This would be a great betrayal of the opportunity that Brexit provides, to regain control over all UK waters and all UK resources with nothing to negotiate as outlined below.
Presently, it is expected we will leave the EU by invoking Article 50 of the Lisbon Treaty.
The important part for the fishing industry is Section 3, which states: “The Treaties shall cease to apply.” These few words are key to understanding the implications of the UKs withdrawal and must be understood in order to regain and rebuild UK fishing for the future.
The position/procedure is very clear – when the UK withdraws from the EU as per the provisions of Article 50, the treaties, and the regulations that take their authority from the treaties, cease to apply to the UK. As the CFP is constructed from regulations, the CFP ceases to apply too.
This means at midnight on the given Brexit day, our Exclusive Economic Zone (EEZ) of 200 nautical miles/median line and ALL resources therein as per international law under UNCLOS 3 automatically revert back to the UK.
The existing quota system and relative stability share out will cease to apply in UK waters as these were created by Regulation 170/1983, now Regulation 1380/2013.
So called historic rights will also cease to apply as these were introduced from the 1971 reference period and were established by our Accession Treaty – Section 2, Article 100, parts 2/3.
The effect of Brexit, and the system of exit as established in Article 50, agreed by all 28 Member States, means the CFP and its mechanisms all cease to apply to the UK – resultantly ALL control and ALL resources automatically return to the UK.

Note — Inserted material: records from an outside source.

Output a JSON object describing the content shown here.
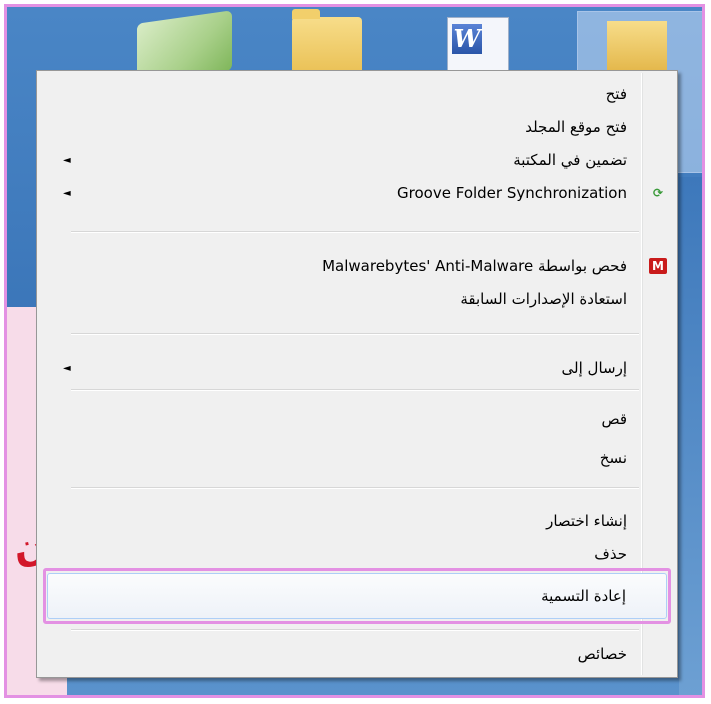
{
  "menu": {
    "items": [
      {
        "label": "فتح",
        "has_submenu": false,
        "icon": null
      },
      {
        "label": "فتح موقع المجلد",
        "has_submenu": false,
        "icon": null
      },
      {
        "label": "تضمين في المكتبة",
        "has_submenu": true,
        "icon": null
      },
      {
        "label": "Groove Folder Synchronization",
        "has_submenu": true,
        "icon": "groove-icon"
      },
      {
        "label": "فحص بواسطة Malwarebytes' Anti-Malware",
        "has_submenu": false,
        "icon": "malwarebytes-icon"
      },
      {
        "label": "استعادة الإصدارات السابقة",
        "has_submenu": false,
        "icon": null
      },
      {
        "label": "إرسال إلى",
        "has_submenu": true,
        "icon": null
      },
      {
        "label": "قص",
        "has_submenu": false,
        "icon": null
      },
      {
        "label": "نسخ",
        "has_submenu": false,
        "icon": null
      },
      {
        "label": "إنشاء اختصار",
        "has_submenu": false,
        "icon": null
      },
      {
        "label": "حذف",
        "has_submenu": false,
        "icon": null
      },
      {
        "label": "إعادة التسمية",
        "has_submenu": false,
        "icon": null,
        "highlighted": true
      },
      {
        "label": "خصائص",
        "has_submenu": false,
        "icon": null
      }
    ],
    "submenu_arrow": "◄",
    "groove_icon_glyph": "⟳",
    "malwarebytes_icon_glyph": "M"
  },
  "desktop": {
    "word_icon_letter": "W",
    "red_scrawl_text": "ن"
  },
  "colors": {
    "highlight_frame": "#e391e3",
    "menu_bg": "#f0f0f0",
    "desktop_bg": "#3b76b9"
  }
}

There is nothing to negotiate except future reciprocal arrangement on an individual needs basis where necessary – nothing else.
The UK starts with a clean slate providing a golden opportunity to establish a UK policy that is fit for purpose, fair to all and restores our industry and coastal communities that have been so devastated to a level worthy of the responsibility of harvesting the nations fisheries resources.
The ball will firmly be back in the UKs court and our Ministers need only sit back, fold their arms, and wait. This is not conjecture but a statement of the legal facts.
That some industry leaders talk of bartering access for relative stability quota is of deep concern.
To do so would recognise and roll relative stability shares and historic rights into UK law saddling the UK industry with the situation and set up of CFP in all but name.
This may suit a minority of vested interests but would betray the opportunity of Brexit to repatriate and rejuvenate UK fishing for the benefit of everyone and this is what we must look to.
Fishing for Leave are working tirelessly to achieve that objective, and the whole Industry and the public.